10 things you must do after closing
From decluttering to packing to labeling and organizing your belongings, there’s a lot that goes into packing up one home and moving to another. But what about all the items that need to be accomplished after you sign your name on the dotted line?
Overwhelmed with odds and ends? Use our complete guide to make sure no task is left undone.
1. Turn on the lights
Don’t get caught in the dark. Make sure to transfer power, water and gas (if applicable) to your new address. It’s a good idea to go ahead and get on the schedule for cable and internet service, too.
2. Plan for moving day
If you have small children or pets, you’ll need to do some planning ahead of time to ensure they are taken care of during move-in day. Pack a small bag that you can take in your car (not in the moving truck) with the necessary essentials.
While you’re making plans for moving day, arrange for food to be delivered, too. No one likes to move on an empty stomach.
3. Change your address
No need to step foot in your local post office— hop on USPS.com and complete the five minute process to change your address. Kill two birds with one stone and update your address with your bank, major credit cards and driver’s license while you’re at it.
4. Change the locks
Don’t wait until you’re attending a Christmas party six months post-move to find out several neighbors have spare keys to your new home. Call a locksmith and get those locks changed out asap. Be sure to ask the locksmith to make copies for you and your family members while he’s there.
5. Make sure the home is safe
Don’t wait for a break in to think about home security. Call a security company you know and trust to set up peace of mind.
Additionally, make sure to test your new home’s smoke and carbon monoxide detectors, too. You should also purchase a fire distinguisher and familiarize yourself on how to use it should an emergency happen.
6. Clean your carpets
Your new carpet may look clean, but you’ll feel so much better knowing you’re walking around on your germs, not the previous owner’s. Check nextdoor for carpet cleaning companies that do a good job— or better yet, go meet one of your new neighbors and get their recommendation.
7. Schedule pest control
If bugs and spiders aren’t your idea of a good time, call pest control to get on a routine service schedule.

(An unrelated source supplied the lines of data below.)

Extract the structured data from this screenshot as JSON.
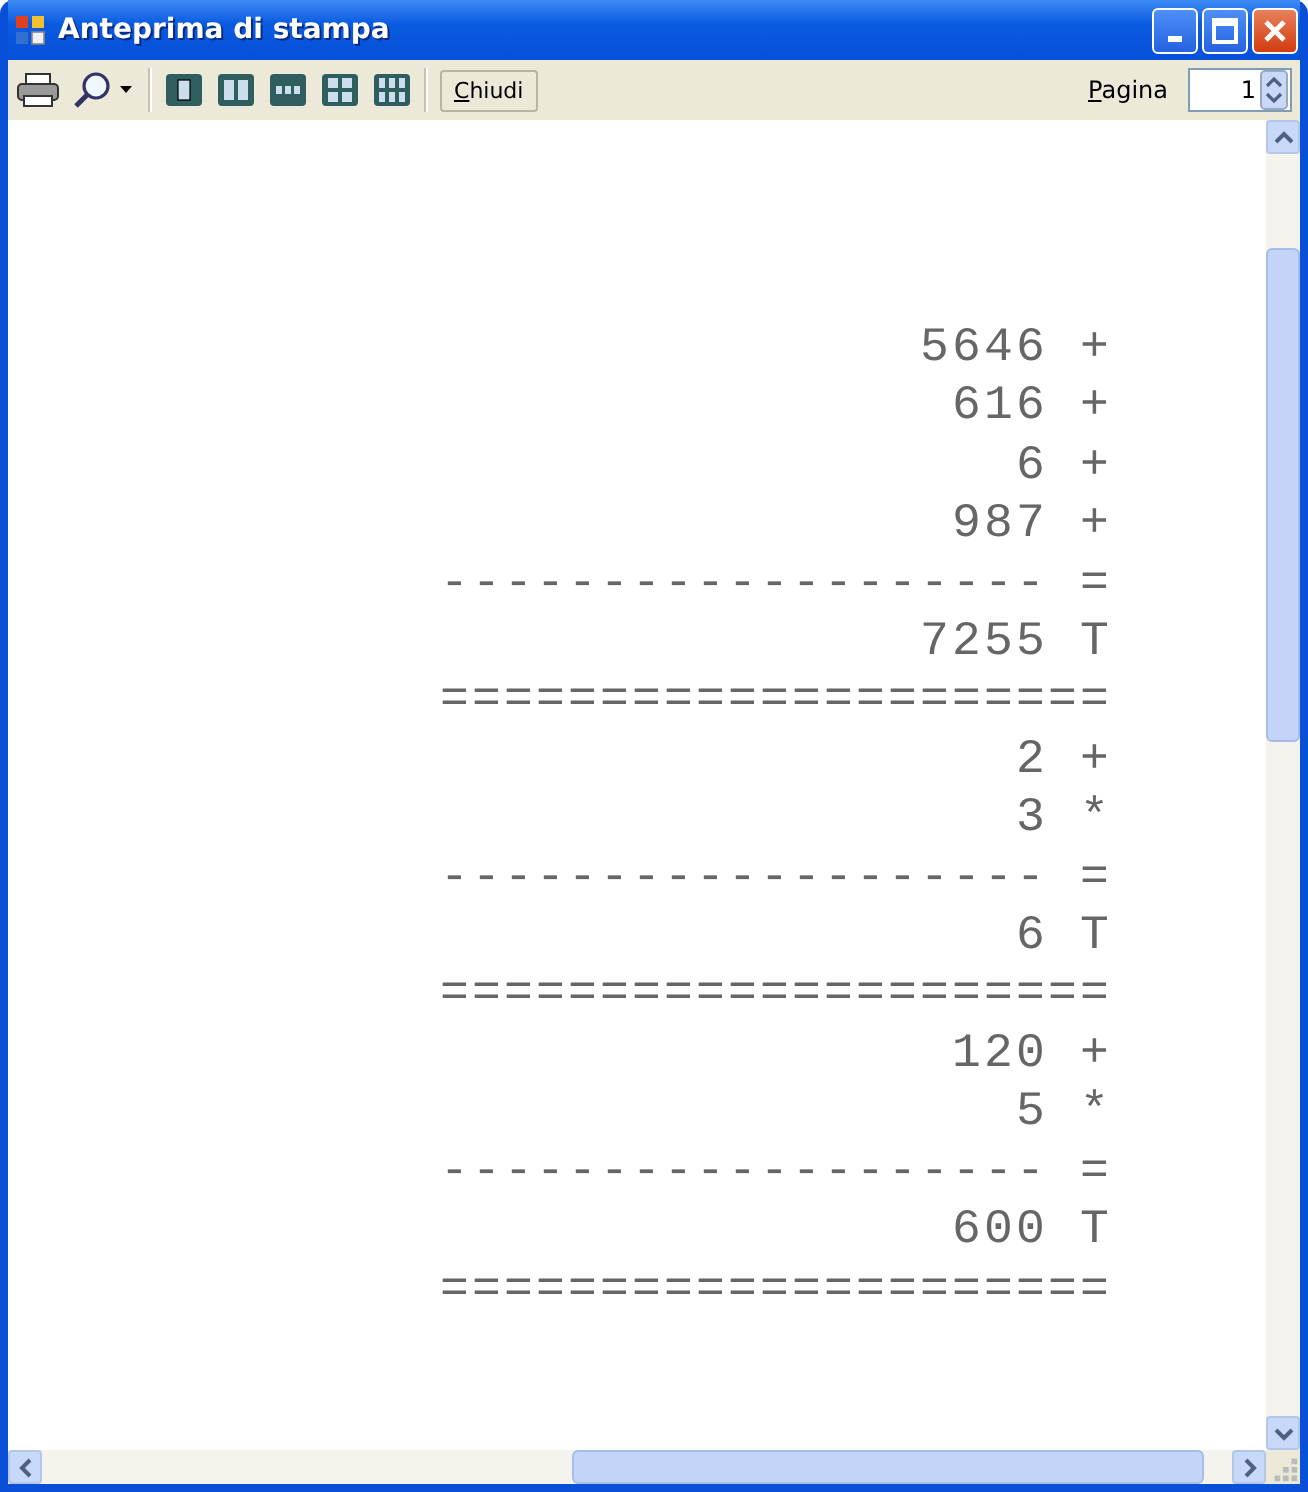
{
  "window": {
    "title": "Anteprima di stampa"
  },
  "toolbar": {
    "close_button": "Chiudi",
    "page_label": "Pagina",
    "page_value": "1"
  },
  "page": {
    "lines": [
      "5646 +",
      "616 +",
      "6 +",
      "987 +",
      "------------------- =",
      "7255 T",
      "=====================",
      "2 +",
      "3 *",
      "------------------- =",
      "6 T",
      "=====================",
      "120 +",
      "5 *",
      "------------------- =",
      "600 T",
      "====================="
    ]
  }
}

Consider looking into termite protection, too. Pro tip: If the previous homeowners had termite protection you won’t have to start from scratch, and it’s often times pretty cost effective to just pick up where they left off.

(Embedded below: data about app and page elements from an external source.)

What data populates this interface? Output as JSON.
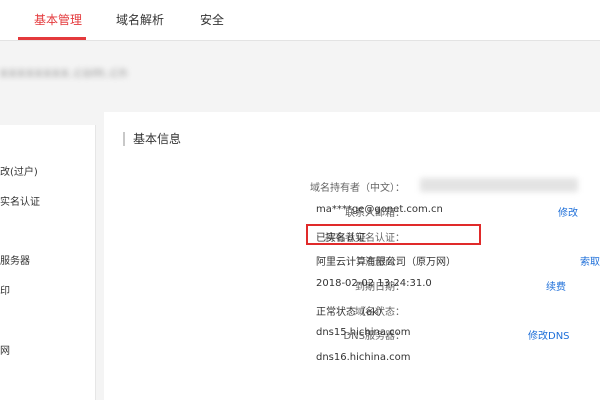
{
  "tabs": [
    {
      "label": "基本管理",
      "active": true
    },
    {
      "label": "域名解析",
      "active": false
    },
    {
      "label": "安全",
      "active": false
    }
  ],
  "domain_title": "xxxxxxxx.com.cn",
  "sidebar": {
    "items": [
      {
        "label": "改(过户)"
      },
      {
        "label": "实名认证"
      },
      {
        "label": "服务器"
      },
      {
        "label": "印"
      },
      {
        "label": "网"
      }
    ]
  },
  "section": {
    "title": "基本信息"
  },
  "info": {
    "owner_label": "域名持有者（中文）：",
    "email_label": "联系人邮箱：",
    "email_value": "ma****ge@gonet.com.cn",
    "email_link": "修改",
    "verify_label": "持有者实名认证：",
    "verify_value": "已实名认证",
    "registrar_label": "注册商：",
    "registrar_value": "阿里云计算有限公司（原万网）",
    "registrar_link": "索取",
    "expiry_label": "到期日期：",
    "expiry_value": "2018-02-02 13:24:31.0",
    "expiry_link": "续费",
    "status_label": "域名状态：",
    "status_value": "正常状态（ok）",
    "dns_label": "DNS服务器：",
    "dns1": "dns15.hichina.com",
    "dns_link": "修改DNS",
    "dns2": "dns16.hichina.com"
  },
  "colors": {
    "accent": "#e4393c",
    "link": "#1e6fd9",
    "highlight": "#e02a2a"
  }
}
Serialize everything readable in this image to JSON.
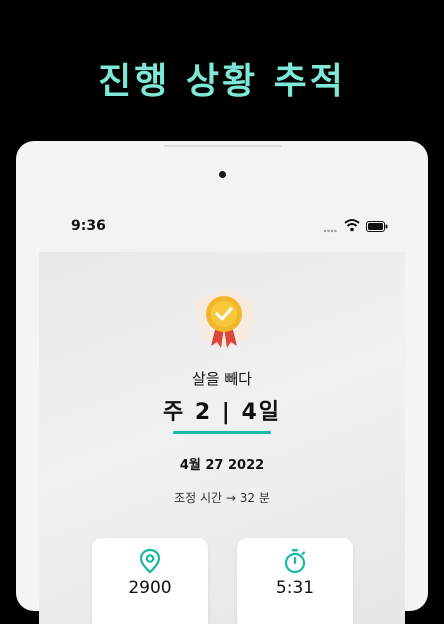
{
  "headline": "진행 상황 추적",
  "status_bar": {
    "time": "9:36"
  },
  "goal": {
    "title": "살을 빼다",
    "week_day": "주 2 | 4일",
    "date": "4월 27 2022",
    "adjustment": "조정 시간 → 32 분"
  },
  "stats": [
    {
      "icon": "location-pin-icon",
      "value": "2900"
    },
    {
      "icon": "stopwatch-icon",
      "value": "5:31"
    }
  ],
  "colors": {
    "accent": "#18b9a3",
    "headline": "#7ee8d7",
    "background": "#000000"
  }
}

8. Call an appliance tech
Unless you were fortunate enough to be left with owners’ manuals for each new appliance you just acquired, you might have a difficult time operating or understanding the ins and outs of your new hardware. Most local appliance companies charge a nominal fee to come out, inspect the appliance and walk you through how to use them. Money well spent.
9. Service your a/c

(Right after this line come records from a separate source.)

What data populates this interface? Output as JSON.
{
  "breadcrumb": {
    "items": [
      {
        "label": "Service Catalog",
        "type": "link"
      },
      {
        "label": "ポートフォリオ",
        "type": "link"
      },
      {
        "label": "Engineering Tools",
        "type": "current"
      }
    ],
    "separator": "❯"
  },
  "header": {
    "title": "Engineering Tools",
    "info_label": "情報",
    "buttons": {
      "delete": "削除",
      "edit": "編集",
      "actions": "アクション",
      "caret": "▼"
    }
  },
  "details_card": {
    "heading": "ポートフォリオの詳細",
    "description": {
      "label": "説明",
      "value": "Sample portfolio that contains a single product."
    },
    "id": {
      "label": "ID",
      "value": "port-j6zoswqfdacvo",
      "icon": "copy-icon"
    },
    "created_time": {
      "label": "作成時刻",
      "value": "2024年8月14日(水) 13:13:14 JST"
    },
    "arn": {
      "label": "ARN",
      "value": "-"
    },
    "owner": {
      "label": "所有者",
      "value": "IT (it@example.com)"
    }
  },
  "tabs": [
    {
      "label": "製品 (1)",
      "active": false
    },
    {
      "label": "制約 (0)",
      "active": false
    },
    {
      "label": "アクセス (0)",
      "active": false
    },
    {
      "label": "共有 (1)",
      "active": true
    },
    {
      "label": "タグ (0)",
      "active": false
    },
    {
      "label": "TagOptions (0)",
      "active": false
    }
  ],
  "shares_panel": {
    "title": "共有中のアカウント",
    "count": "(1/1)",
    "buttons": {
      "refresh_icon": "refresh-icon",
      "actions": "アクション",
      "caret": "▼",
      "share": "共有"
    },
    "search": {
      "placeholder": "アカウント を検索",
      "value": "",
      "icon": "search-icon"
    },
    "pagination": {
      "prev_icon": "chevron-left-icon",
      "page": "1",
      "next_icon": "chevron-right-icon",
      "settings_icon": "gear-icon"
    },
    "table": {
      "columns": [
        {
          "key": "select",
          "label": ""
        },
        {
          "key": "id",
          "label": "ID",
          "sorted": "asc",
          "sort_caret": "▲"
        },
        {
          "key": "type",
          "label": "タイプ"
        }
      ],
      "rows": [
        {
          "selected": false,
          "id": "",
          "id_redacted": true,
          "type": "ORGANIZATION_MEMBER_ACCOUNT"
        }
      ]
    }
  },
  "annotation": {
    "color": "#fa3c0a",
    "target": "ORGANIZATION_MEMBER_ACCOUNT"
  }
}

Air conditioning experts recommend you schedule a tune up each year to keep your air conditioner running efficiently. It’s a good idea to schedule a technician to come out and check on your system before warm weather strikes.
Likewise, rather than guess when the previous homeowner changed the air filters last, pick up some new ones on your next target run.
10. Learn the HOA rules
If your new neighborhood has an HOA it’s a good move to figure out the rules. Many HOAs have stipulations on paint colors, additions, yard appearance, etc. If you’re unsure where to find the bylaws of your HOA, ask your neighbors— chances are they can help.